Updated March 27, 2023
What is Deadlock in DBMS?
A Deadlock in DBMS can be termed as the undesirable condition which appears when a process waits for a resource indefinitely whereas this resource is detained by another process. In order to understand the deadlock concept better, let us consider a transaction T1 which has a lock on a few rows in the table Employee and it requires to update some rows in another table Salary. Also, there exists another transaction T2 that has a lock on the table Salary and it also requires updating a few rows in the Employee table which already is held by the transaction T1. In this situation both the transactions wait for each other to release the lock and the processes end up waiting for each other to release the resources. As a result of the above scenario, none of the tasks gets completed and this is known as deadlock.
Working of Deadlock in DBMS
In the state of deadlock, no tasks get completed and they remain in the state of waiting for an indefinite time. We can understand the situation better by the below diagram. Resource 2 is held by Process 1 and Process 1 needs Resource 1. Similarly, Resource 1 is held by Process 2 and Process 2 needs Resource 2. Deadlock should be avoided as because of it the entire system comes to rest.

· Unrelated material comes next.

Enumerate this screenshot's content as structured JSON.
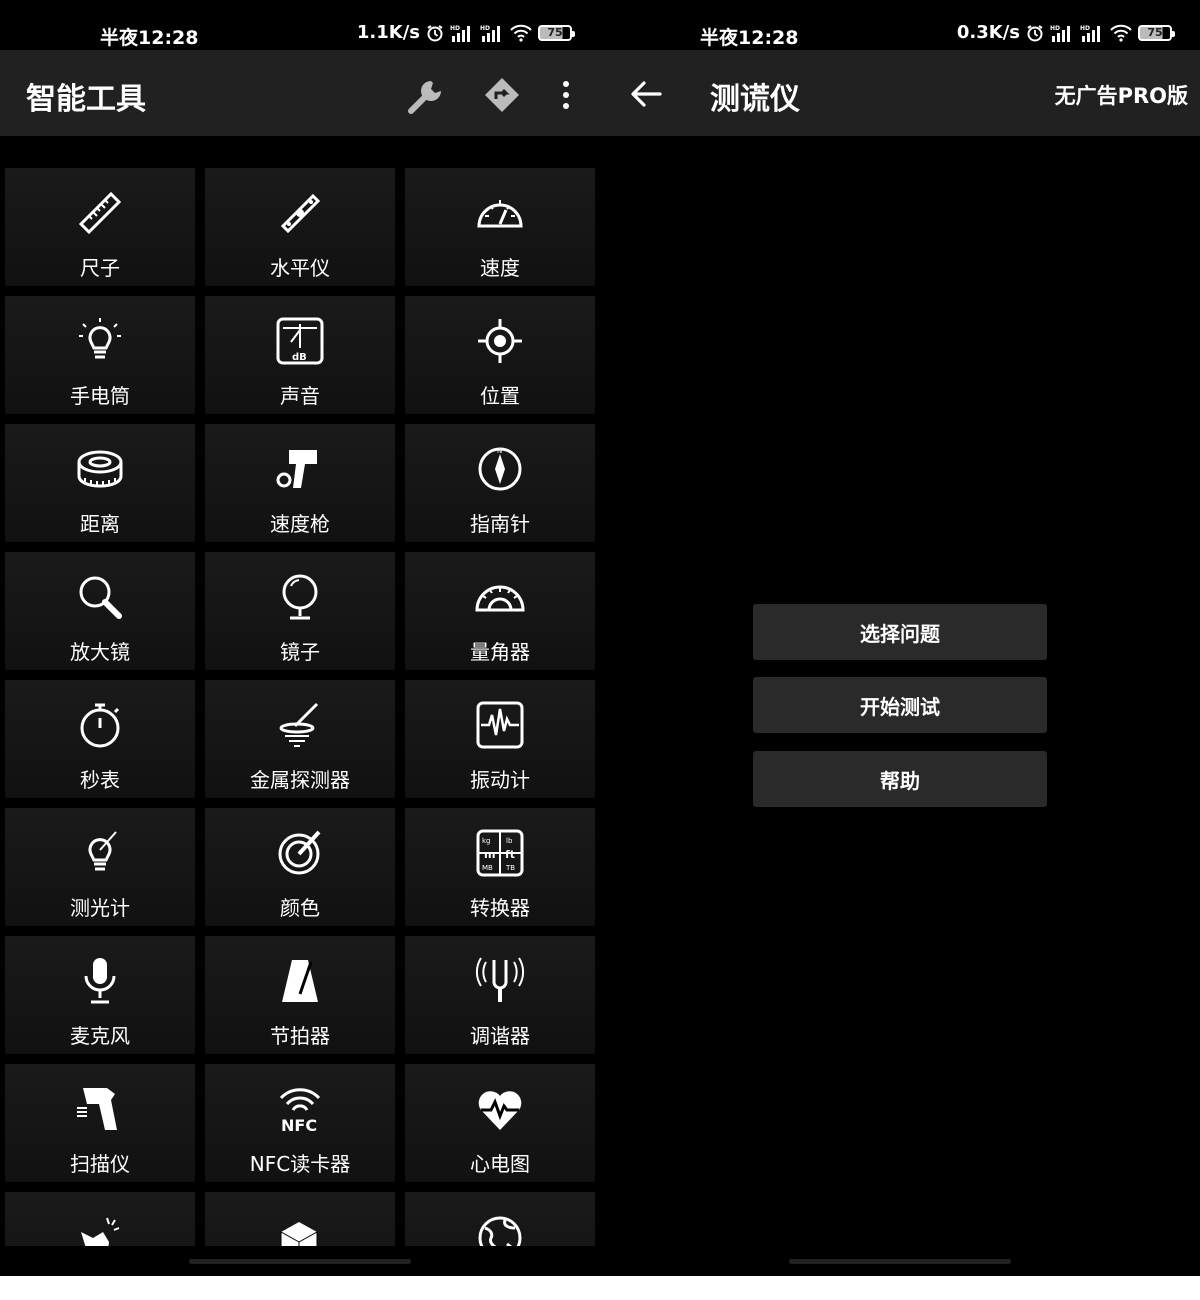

There are few conditions in which a deadlock may arise. One of the conditions is where a process waits for a resource that is held by a second process and this second process is awaiting the third and as we go on, the last process is awaiting the first which makes the waiting a circular chain. Another condition can be termed as Hold and Wait as the process which holds one resource can ask for extra resources that are held by the other processes.
Another condition for the occurrence of a deadlock is that a resource cannot be dynamically taken from a process because the process is only capable of freeing the resource held by it. A deadlock may arise if at least one resource must exist which at a time cannot be used by more than one resource and this condition can be called mutual exclusion. The handling of deadlock is costly and it is better if we can prevent it rather than handling it.
How to detect Deadlock in DBMS?
The deadlock can be detected by the resource scheduler who checks all the resources allocated to the different processes. The deadlock should be avoided instead of terminating and restarting the transaction so that both resources as well time is not wasted. One of the methods for detecting deadlock is Wait-For-Graph which is suitable for smaller databases.
A graph is created based on the transactions and locks on the resource in this method. A deadlock occurs if the graph which is created has a closed-loop. For all transactions waiting the resources are maintained by DBMS and also are checked to see if there is any closed loop. Let us consider two transactions T1 and T2 where T1 requests for a resource held by T2. The wait-for-graph in this scenario draws an arrow from T1 to T2 and when the resource is released by T2, the arrow gets deleted. For example, T1 requests for a lock X on a resource, which is held by T2, a directed edge is created from T1 to T2. When T2 releases the resource X, the edge T1 locks the resource and the directed edge between T1 and T2 is dropped.
How to prevent Deadlock in DBMS?
In DBMS, all the operations are analyzed and inspected by it to find if there is any possibility of occurrence of deadlock and in case of the possibility of deadlock, the transaction is not allowed to be processed. Primarily, the timestamp at which the transactions have begun is examined by the DMBS and based on this the transactions are ordered. The deadlock can be prevented by using schemes that use the timestamp of the transactions to calculate the occurrence of deadlock.
1. Wait- Die Scheme
In this scheme, when a transaction requests for the resource which is already held by another transaction, then the timestamps of the transactions are scanned by the DBMS and the older transaction waits till the resource becomes available. Let us consider two transactions T1 and T2 and the timestamp of the transaction be denoted by TS. If T1 requests for resources held by T2 and a lock exists on T2 by some other transaction,
Below are the steps followed:
- Whether TS(T1) < TS(T2) is examined, and if T1 is the older transaction between T1 and T2 and some resource is held by the transaction T2, then it permits T1 to await the resource to be available for execution.
- If T1 is the older transaction that has held some resource and T2 is waiting for the resource held by T1, then T2 gets killed and later it will be restarted with the same timestamp but with a random delay.
2. Wound Wait Scheme
In this scheme, if T1 is the older transaction in between transactions T1 and T2, and when T2 requests for the resource which is held by the transaction T1, then the younger transaction i.e. T2 waits until T1 releases the resource. But when the resource held by the younger transaction T2 is requested by the older transaction T1, T2 is forced by T1 to kill the transaction in order to release the resource held by it and afterward T2 is restarted with a delay but with the same timestamp.
Deadlock handling is costly as well as time-consuming. So DBMS inspects the transactions to determine any possibility of any deadlock to occur and effectively removes such scenarios by not letting the particular transaction to be executed. Deadlock is an important concept for building a robust system.
This is a guide to Deadlock in DBMS. Here we discuss how to detect Deadlock in DBMS and the working of Deadlock with respective diagrams. You can also go through our other related articles to learn more–